Can smart tech help incentivise and target shifts in mobility behaviour?
Motorised transport use causes 13% of all global GHG emissions, 23% of global carbon dioxide emissions and more than 80% of air pollution in developing countries, contributing to deaths arising from poor air quality. Hence, a main goal of many city and transport authorities is also to promote, cleaner and more sustainable travel. We investigated if user-centred smart technology could help target specific users to promote shifts in mobility behaviour and to deliver incentives to motivate individual travellers to change their travel behaviour so as to help achieve the overall authorities’ and travellers’ sustainability goals, e.g., to reduce car use during peak commute times.
A Web based Mobile Incentive Marketplace (MIM) service was developed for travellers, accessed via Android or Apple iOS phones. It uses the phone’s sensors, mainly the phone’s GPS, to classify common city transportation modes. Location tracks are also mapped to public transport routes to help identify if tracks could be classified as specific types of public transport routes. Two main types of incentives were supported: use of richer more personalised travel usage information (profiling) and use of a points-based reward system to promote travel as a game (gamification of travel). Information about both types of incentive could be shared using social networks. Examples of point-based travel are as follows. If you go by foot and travel more than 5 km, you will receive 100 points as a reward. If you take a bus and it costs less than 2 Euros and emits CO2 less than 5 mg, you will receive 50 points as a reward. The MIM service, first, supports the creation of incentives by transport authorities and their release to notify mobile phone users. Second, it monitors and classifies travel behaviour in terms of travel cost, CO2 emission, distance travelled and transport modality. Third, it compares traveller’s behaviour with reward criteria and sends (points-based) reward notifications to the users that match (see the figure).
This system was tested in over 500 users in three European country cities during 6 months. Our main findings are as follows. Incentives based systems can be viewed as a rule-based, system. While it is possible to pre-determine some rules, the key stakeholders such as the transport authority rule setters often require rules to be flexible and condition aware to be able to prescribe new types of rules once the system is in operation.

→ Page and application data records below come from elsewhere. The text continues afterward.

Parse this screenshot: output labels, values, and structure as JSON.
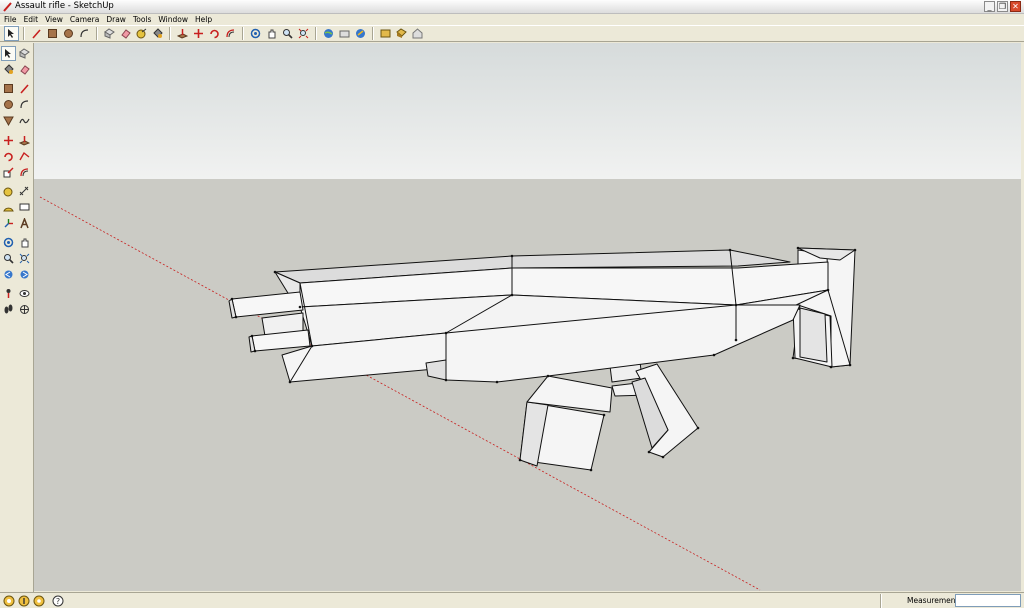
{
  "window": {
    "title": "Assault rifle - SketchUp",
    "controls": [
      "minimize",
      "restore",
      "close"
    ]
  },
  "menubar": {
    "items": [
      "File",
      "Edit",
      "View",
      "Camera",
      "Draw",
      "Tools",
      "Window",
      "Help"
    ]
  },
  "toolbar": {
    "icons": [
      "select-icon",
      "line-icon",
      "rectangle-icon",
      "circle-icon",
      "arc-icon",
      "make-component-icon",
      "eraser-icon",
      "tape-measure-icon",
      "paint-bucket-icon",
      "push-pull-icon",
      "move-icon",
      "rotate-icon",
      "offset-icon",
      "orbit-icon",
      "pan-icon",
      "zoom-icon",
      "zoom-extents-icon",
      "google-earth-icon",
      "get-models-icon",
      "share-model-icon",
      "photo-textures-icon",
      "components-icon",
      "warehouse-icon"
    ]
  },
  "left_toolbar": {
    "icons": [
      "select-icon",
      "make-component-icon",
      "paint-bucket-icon",
      "eraser-icon",
      "rectangle-icon",
      "line-icon",
      "circle-icon",
      "arc-icon",
      "polygon-icon",
      "freehand-icon",
      "move-icon",
      "push-pull-icon",
      "rotate-icon",
      "follow-me-icon",
      "scale-icon",
      "offset-icon",
      "tape-measure-icon",
      "dimension-icon",
      "protractor-icon",
      "text-icon",
      "axes-icon",
      "3d-text-icon",
      "orbit-icon",
      "pan-icon",
      "zoom-icon",
      "zoom-window-icon",
      "previous-view-icon",
      "next-view-icon",
      "position-camera-icon",
      "look-around-icon",
      "walk-icon",
      "section-plane-icon"
    ]
  },
  "viewport": {
    "sky_color": "#e3e6e6",
    "ground_color": "#cbcbc5",
    "axis_color": "#c8201f",
    "model_name": "assault-rifle-model"
  },
  "statusbar": {
    "measurements_label": "Measurements",
    "measurements_value": "",
    "icons": [
      "geo-location-icon",
      "credits-icon",
      "owner-icon",
      "help-icon"
    ]
  }
}
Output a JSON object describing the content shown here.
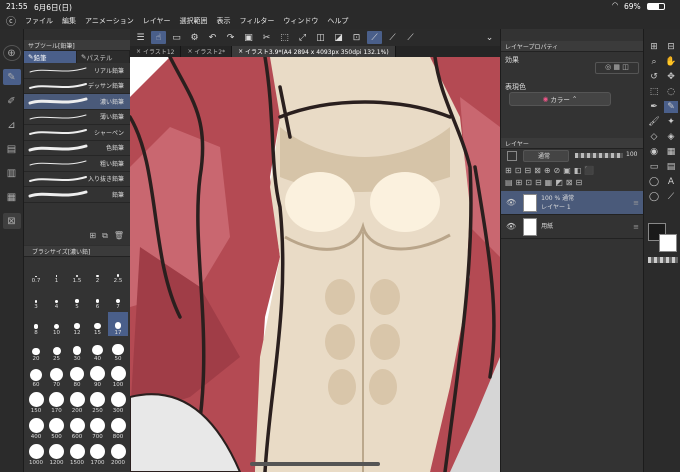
{
  "status": {
    "time": "21:55",
    "date": "6月6日(日)",
    "battery": "69%"
  },
  "menu": [
    "ファイル",
    "編集",
    "アニメーション",
    "レイヤー",
    "選択範囲",
    "表示",
    "フィルター",
    "ウィンドウ",
    "ヘルプ"
  ],
  "subtool": {
    "title": "サブツール[鉛筆]",
    "tabs": [
      "鉛筆",
      "パステル"
    ],
    "brushes": [
      "リアル鉛筆",
      "デッサン鉛筆",
      "濃い鉛筆",
      "薄い鉛筆",
      "シャーペン",
      "色鉛筆",
      "粗い鉛筆",
      "入り抜き鉛筆",
      "鉛筆"
    ],
    "selected_index": 2
  },
  "brushsize": {
    "title": "ブラシサイズ[濃い鉛]",
    "sizes": [
      "0.7",
      "1",
      "1.5",
      "2",
      "2.5",
      "3",
      "4",
      "5",
      "6",
      "7",
      "8",
      "10",
      "12",
      "15",
      "17",
      "20",
      "25",
      "30",
      "40",
      "50",
      "60",
      "70",
      "80",
      "90",
      "100",
      "150",
      "170",
      "200",
      "250",
      "300",
      "400",
      "500",
      "600",
      "700",
      "800",
      "1000",
      "1200",
      "1500",
      "1700",
      "2000"
    ],
    "selected": "17"
  },
  "doc": {
    "tabs": [
      "イラスト12",
      "イラスト2*",
      "イラスト3.9*(A4 2894 x 4093px 350dpi 132.1%)"
    ]
  },
  "layerprop": {
    "title": "レイヤープロパティ",
    "effect_label": "効果",
    "expr_label": "表現色",
    "expr_value": "カラー"
  },
  "layers": {
    "title": "レイヤー",
    "blend": "通常",
    "opacity": "100",
    "items": [
      {
        "line1": "100 % 通常",
        "line2": "レイヤー 1"
      },
      {
        "line1": "",
        "line2": "用紙"
      }
    ]
  },
  "colors": {
    "accent": "#4a5f8a",
    "main": "#1a1a1a",
    "sub": "#ffffff"
  }
}
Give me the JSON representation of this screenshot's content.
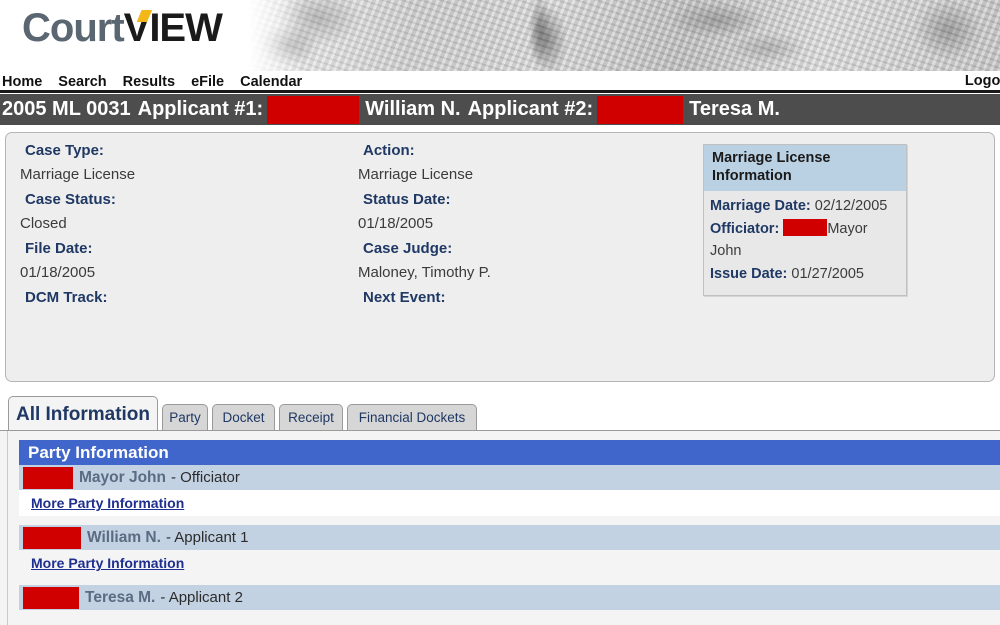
{
  "brand": {
    "logo_part1": "Court",
    "logo_part2": "VIEW",
    "accent_color": "#f3b717",
    "court_color": "#5a6672"
  },
  "nav": {
    "items": [
      {
        "label": "Home",
        "name": "home"
      },
      {
        "label": "Search",
        "name": "search"
      },
      {
        "label": "Results",
        "name": "results"
      },
      {
        "label": "eFile",
        "name": "efile"
      },
      {
        "label": "Calendar",
        "name": "calendar"
      }
    ],
    "right_label": "Logout"
  },
  "case_bar": {
    "case_number": "2005 ML 0031",
    "applicant1_label": "Applicant #1:",
    "applicant1_name": "William N.",
    "applicant2_label": "Applicant #2:",
    "applicant2_name": "Teresa M.",
    "background_color": "#4d4d4d",
    "redaction_color": "#d10000"
  },
  "case_info": {
    "left_column": [
      {
        "label": "Case Type:",
        "value": "Marriage License"
      },
      {
        "label": "Case Status:",
        "value": "Closed"
      },
      {
        "label": "File Date:",
        "value": "01/18/2005"
      },
      {
        "label": "DCM Track:",
        "value": ""
      }
    ],
    "right_column": [
      {
        "label": "Action:",
        "value": "Marriage License"
      },
      {
        "label": "Status Date:",
        "value": "01/18/2005"
      },
      {
        "label": "Case Judge:",
        "value": "Maloney, Timothy P."
      },
      {
        "label": "Next Event:",
        "value": ""
      }
    ]
  },
  "marriage_license_box": {
    "title": "Marriage License Information",
    "header_color": "#bad0e3",
    "rows": [
      {
        "key": "Marriage Date:",
        "value": "02/12/2005",
        "redacted": false
      },
      {
        "key": "Officiator:",
        "value": "Mayor John",
        "redacted": true
      },
      {
        "key": "Issue Date:",
        "value": "01/27/2005",
        "redacted": false
      }
    ]
  },
  "tabs": [
    {
      "label": "All Information",
      "active": true
    },
    {
      "label": "Party",
      "active": false
    },
    {
      "label": "Docket",
      "active": false
    },
    {
      "label": "Receipt",
      "active": false
    },
    {
      "label": "Financial Dockets",
      "active": false
    }
  ],
  "party_section": {
    "header": "Party Information",
    "header_color": "#4066cc",
    "row_color": "#c3d2e3",
    "more_link_label": "More Party Information",
    "parties": [
      {
        "name": "Mayor John",
        "role": "- Officiator",
        "redaction_width": 50,
        "has_more_link": true,
        "more_link_bg": "white"
      },
      {
        "name": "William N.",
        "role": "- Applicant 1",
        "redaction_width": 58,
        "has_more_link": true,
        "more_link_bg": "gray"
      },
      {
        "name": "Teresa M.",
        "role": "- Applicant 2",
        "redaction_width": 56,
        "has_more_link": false,
        "more_link_bg": "gray"
      }
    ]
  }
}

The potential for incentive rules to change behaviour exists but this needs to be personalised and relate to the transport use conditions. The level of personalisation is an important criterion for the effectiveness of an incentive. The level and use of non-tangible (points-based) reward rules does not seem to influence users much to shift their behaviour to act greener. It is feasible to make car drivers change departure time. It is feasible to induce public transport users to change to cycling. It is hard to induce car drivers to change to public transport. Sharing information and experiences via social networks does not seem to contribute to shifting travel behaviour. No single location-determination technology is accurate enough to determine locations pervasively and to classify transport track usage and modes. The accuracy of a unilateral GPS approach, even if combined with map support, is not high and it is not energy efficient. Many systems rely on the use of a remote, e.g., Cloud-based, data processing service to classify data, but this incurs a significant latency cost, energy-cost, and hinders time-critical transport mode and route recognition. It is exceedingly difficult to build and offer targeted incentives using a single source of information. The use of smart tech for incentive-driven mobility using accurate, personalised and location-ware information, in order to promote actionable sustainable transport mode shifts, is non-trivial.
Using a Smart City IoT to Incentivise and Target Shifts in Mobility Behaviour–Is It a Piece of Pie?
Poslad S, Ma A, Wang Z, Mei H
Sensors (Basel). 2015 Jun 4